[Problem details]: Reproduce each line of the entries that carries "RADIO".

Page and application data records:
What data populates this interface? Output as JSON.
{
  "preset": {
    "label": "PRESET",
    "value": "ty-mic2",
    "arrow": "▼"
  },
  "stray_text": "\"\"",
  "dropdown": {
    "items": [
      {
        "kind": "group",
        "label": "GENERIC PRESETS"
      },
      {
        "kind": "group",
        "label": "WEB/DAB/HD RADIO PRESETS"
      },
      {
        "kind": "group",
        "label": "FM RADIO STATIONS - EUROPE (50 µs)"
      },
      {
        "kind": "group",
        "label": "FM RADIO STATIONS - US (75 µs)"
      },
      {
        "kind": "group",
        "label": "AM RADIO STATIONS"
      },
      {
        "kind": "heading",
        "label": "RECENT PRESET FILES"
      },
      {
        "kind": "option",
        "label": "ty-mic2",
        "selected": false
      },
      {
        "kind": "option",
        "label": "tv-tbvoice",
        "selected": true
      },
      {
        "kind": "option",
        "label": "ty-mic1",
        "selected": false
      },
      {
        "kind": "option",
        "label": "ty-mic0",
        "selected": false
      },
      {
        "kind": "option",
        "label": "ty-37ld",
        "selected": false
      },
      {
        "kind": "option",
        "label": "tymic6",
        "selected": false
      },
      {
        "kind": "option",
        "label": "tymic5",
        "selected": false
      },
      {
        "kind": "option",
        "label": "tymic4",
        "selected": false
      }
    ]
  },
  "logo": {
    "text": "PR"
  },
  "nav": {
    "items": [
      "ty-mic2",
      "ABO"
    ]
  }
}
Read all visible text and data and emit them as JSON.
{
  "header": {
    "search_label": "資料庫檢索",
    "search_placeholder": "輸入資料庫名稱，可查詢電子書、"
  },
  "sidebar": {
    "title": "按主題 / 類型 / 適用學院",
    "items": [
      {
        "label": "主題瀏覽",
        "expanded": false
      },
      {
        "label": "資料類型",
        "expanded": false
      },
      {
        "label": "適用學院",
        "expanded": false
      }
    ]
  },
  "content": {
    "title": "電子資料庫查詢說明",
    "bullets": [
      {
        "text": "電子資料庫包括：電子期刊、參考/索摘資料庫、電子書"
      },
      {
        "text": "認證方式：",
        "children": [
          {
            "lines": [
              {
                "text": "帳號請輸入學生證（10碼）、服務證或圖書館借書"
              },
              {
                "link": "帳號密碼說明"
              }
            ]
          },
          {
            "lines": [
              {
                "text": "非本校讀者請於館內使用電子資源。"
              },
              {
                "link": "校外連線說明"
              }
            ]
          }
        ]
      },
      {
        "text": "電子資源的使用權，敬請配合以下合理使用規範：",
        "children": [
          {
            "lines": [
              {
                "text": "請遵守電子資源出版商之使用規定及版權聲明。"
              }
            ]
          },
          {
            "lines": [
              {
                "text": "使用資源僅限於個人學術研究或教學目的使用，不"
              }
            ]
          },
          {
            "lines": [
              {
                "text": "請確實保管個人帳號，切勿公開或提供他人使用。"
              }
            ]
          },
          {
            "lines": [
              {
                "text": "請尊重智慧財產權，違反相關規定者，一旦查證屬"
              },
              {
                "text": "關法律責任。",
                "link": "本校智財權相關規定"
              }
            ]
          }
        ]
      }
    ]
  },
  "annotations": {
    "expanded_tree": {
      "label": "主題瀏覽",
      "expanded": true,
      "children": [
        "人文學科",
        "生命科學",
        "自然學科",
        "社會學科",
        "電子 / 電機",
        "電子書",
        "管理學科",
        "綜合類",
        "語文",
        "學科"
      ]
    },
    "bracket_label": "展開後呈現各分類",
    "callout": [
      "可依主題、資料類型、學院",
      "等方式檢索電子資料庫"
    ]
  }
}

[Result of the task]:
        "label": "WEB/DAB/HD RADIO PRESETS"
        "label": "FM RADIO STATIONS - EUROPE (50 µs)"
        "label": "FM RADIO STATIONS - US (75 µs)"
        "label": "AM RADIO STATIONS"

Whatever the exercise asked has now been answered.